by Hanli Goncalves | Managing Director |
Our country has been infatuated with the #Iamstaying campaign launched a few short months ago. Their Facebook following grew to over half a million followers in less than a month and it does not look like it is going to slow down in a hurry. With an array of beautiful stories regaling reasons people still feel hopeful in a country where bad news has become commonplace, I find myself thinking of the people in our country, specifically the youth. What will South Africa look like 10 years’ from now? Our unemployment is at all-time high, how will the youth overcome this vast obstacle?
Tony Shapshak mentioned in one of his talks that the purest form of innovation is borne from necessity. In Africa people have sure been forced to look at things differently; often electricity, and running water, is not a given, going to school is a luxury, and a job is something one most likely has to create oneself. This is why entrepreneurship is so important in all of Africa, including South Africa.
Many life-changing inventions have their roots in Africa, such as:
Ugandan inventor Brian Turyabagye, created a biomedical smart jacket that diagnoses pneumonia four times faster than a doctor. It analyzes the chest and then sends the information via Bluetooth to a smartphone app allowing the wearer to obtain medical intervention much sooner than they normally would be able to do.
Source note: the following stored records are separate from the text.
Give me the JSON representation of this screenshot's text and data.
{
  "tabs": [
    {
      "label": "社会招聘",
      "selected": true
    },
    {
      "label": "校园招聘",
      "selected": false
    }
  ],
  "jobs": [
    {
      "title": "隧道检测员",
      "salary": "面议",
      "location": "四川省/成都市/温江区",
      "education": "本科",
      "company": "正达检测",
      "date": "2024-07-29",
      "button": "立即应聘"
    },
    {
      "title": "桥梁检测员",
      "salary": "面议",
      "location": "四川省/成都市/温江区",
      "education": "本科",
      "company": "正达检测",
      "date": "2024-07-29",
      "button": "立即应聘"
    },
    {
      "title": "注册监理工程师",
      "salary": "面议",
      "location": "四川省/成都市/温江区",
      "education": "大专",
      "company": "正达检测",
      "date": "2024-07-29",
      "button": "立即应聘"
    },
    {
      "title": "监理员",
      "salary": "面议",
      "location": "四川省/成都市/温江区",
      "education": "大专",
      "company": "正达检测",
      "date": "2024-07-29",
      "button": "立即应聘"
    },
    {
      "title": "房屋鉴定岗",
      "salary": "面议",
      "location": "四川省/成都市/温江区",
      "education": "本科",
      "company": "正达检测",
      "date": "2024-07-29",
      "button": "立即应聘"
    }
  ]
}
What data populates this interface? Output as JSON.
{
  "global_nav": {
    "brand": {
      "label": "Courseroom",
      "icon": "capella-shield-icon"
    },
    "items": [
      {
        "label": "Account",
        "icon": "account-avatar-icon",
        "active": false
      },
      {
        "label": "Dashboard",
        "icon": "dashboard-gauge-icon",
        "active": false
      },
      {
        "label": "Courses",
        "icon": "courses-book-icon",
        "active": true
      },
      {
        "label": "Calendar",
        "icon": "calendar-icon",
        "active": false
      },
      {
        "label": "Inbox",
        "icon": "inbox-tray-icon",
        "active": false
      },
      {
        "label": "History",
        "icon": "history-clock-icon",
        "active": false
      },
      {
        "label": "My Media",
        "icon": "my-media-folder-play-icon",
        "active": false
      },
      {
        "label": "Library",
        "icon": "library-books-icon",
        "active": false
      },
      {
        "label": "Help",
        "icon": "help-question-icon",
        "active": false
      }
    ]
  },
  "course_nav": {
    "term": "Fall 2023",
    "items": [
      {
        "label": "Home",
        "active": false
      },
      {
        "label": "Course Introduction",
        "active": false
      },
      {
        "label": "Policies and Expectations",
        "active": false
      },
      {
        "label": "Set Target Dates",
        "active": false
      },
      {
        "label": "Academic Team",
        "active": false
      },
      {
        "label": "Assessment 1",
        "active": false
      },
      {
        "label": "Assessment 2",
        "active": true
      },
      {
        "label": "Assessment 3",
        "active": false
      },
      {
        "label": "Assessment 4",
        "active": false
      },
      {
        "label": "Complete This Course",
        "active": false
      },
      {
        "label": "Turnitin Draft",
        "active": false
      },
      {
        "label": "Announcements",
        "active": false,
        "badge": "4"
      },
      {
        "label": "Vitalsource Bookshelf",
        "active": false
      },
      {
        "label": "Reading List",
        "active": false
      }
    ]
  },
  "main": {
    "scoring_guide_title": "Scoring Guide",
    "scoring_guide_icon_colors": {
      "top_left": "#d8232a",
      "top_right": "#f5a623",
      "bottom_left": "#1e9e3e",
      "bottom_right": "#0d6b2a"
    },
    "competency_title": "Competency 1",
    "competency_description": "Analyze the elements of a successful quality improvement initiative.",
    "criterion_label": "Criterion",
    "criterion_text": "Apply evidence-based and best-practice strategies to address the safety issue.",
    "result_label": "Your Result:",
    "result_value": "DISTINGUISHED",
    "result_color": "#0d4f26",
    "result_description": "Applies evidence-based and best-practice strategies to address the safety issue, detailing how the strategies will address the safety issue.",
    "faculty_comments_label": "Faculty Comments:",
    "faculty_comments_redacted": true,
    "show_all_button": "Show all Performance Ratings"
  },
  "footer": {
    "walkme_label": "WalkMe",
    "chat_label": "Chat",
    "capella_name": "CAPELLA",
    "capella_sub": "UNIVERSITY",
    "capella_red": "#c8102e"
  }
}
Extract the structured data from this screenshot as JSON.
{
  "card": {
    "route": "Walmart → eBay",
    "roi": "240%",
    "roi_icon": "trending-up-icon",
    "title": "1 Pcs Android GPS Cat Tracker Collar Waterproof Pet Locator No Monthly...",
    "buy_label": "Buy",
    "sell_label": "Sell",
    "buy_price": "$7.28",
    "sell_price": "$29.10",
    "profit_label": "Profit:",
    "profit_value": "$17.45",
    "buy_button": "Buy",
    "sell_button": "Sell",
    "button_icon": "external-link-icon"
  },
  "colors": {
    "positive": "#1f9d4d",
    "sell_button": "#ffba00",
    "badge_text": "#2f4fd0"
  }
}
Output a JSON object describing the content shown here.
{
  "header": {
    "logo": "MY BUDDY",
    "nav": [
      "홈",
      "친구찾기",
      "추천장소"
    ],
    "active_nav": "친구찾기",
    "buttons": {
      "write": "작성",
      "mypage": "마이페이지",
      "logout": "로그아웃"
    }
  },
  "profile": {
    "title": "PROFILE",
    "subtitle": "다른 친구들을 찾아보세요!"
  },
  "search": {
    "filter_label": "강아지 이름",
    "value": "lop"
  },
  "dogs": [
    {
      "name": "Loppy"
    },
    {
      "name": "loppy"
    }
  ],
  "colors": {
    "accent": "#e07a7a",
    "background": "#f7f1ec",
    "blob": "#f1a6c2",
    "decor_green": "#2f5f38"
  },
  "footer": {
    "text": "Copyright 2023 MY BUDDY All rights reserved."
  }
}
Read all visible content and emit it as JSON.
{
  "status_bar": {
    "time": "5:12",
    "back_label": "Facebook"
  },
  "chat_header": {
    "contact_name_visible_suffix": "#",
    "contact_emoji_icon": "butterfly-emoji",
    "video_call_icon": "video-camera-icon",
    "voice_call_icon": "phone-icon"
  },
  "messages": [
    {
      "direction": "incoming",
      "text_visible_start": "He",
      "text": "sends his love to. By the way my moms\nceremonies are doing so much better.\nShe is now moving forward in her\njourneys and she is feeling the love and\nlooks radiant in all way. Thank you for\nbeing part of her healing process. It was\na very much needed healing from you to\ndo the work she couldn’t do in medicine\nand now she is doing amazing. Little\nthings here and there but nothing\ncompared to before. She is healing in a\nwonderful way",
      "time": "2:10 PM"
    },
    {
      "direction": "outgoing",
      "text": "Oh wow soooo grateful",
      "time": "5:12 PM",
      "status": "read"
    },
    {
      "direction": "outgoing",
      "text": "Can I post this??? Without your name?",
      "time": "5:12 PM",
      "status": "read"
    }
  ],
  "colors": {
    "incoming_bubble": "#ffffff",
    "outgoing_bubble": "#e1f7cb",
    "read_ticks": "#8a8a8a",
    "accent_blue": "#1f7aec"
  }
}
‘Made in Africa' cars are on the rise. Mobius Motors, a Kenyan based motor company, are releasing the second model of their stripped-down, cost-effective but ‘luxury’ SUV built for rough terrains. They aim to sell the car to the African mass market, and anywhere else in the world where there are poor quality roads.
Cameroonian entrepreneur, Arthur Zang, has invented a touch-screen heart monitoring device that records, and then sends heart activity to a national healthcare center for evaluation. It could have hugely positive potential for rural populations living far from hospitals and health care facilities.
Aerobotics, the South Africa based drone software company, is helping farmers optimize their output using artificial intelligence. They have created a data-analytics platform, Aeroview, which combines satellite, drone and artificial intelligence technology to improve agricultural practices.
Where the rest of the world has lagged behind, Africa has led the way with mobile payments. M-Pesa is the most popular service and has 30 million users in 10 countries. Since it was first introduced 10 years ago, M-Pesa has inspired a range of similar services around the world, changing the face of interpersonal financial transactions.
Some may feel that we are eons behind first world countries as far as innovation is concerned, but we are in fact in a unique position to create different, but very real, technological solutions. The 4th Industrial Revolution is here; it offers the opportunity to up-skill our children and youth so they can create a new reality. For this reason #Iamstaying and spearheading #MyfutureSA #MyFuture4 for our children. Let this be the legacy we leave them. A legacy of hope.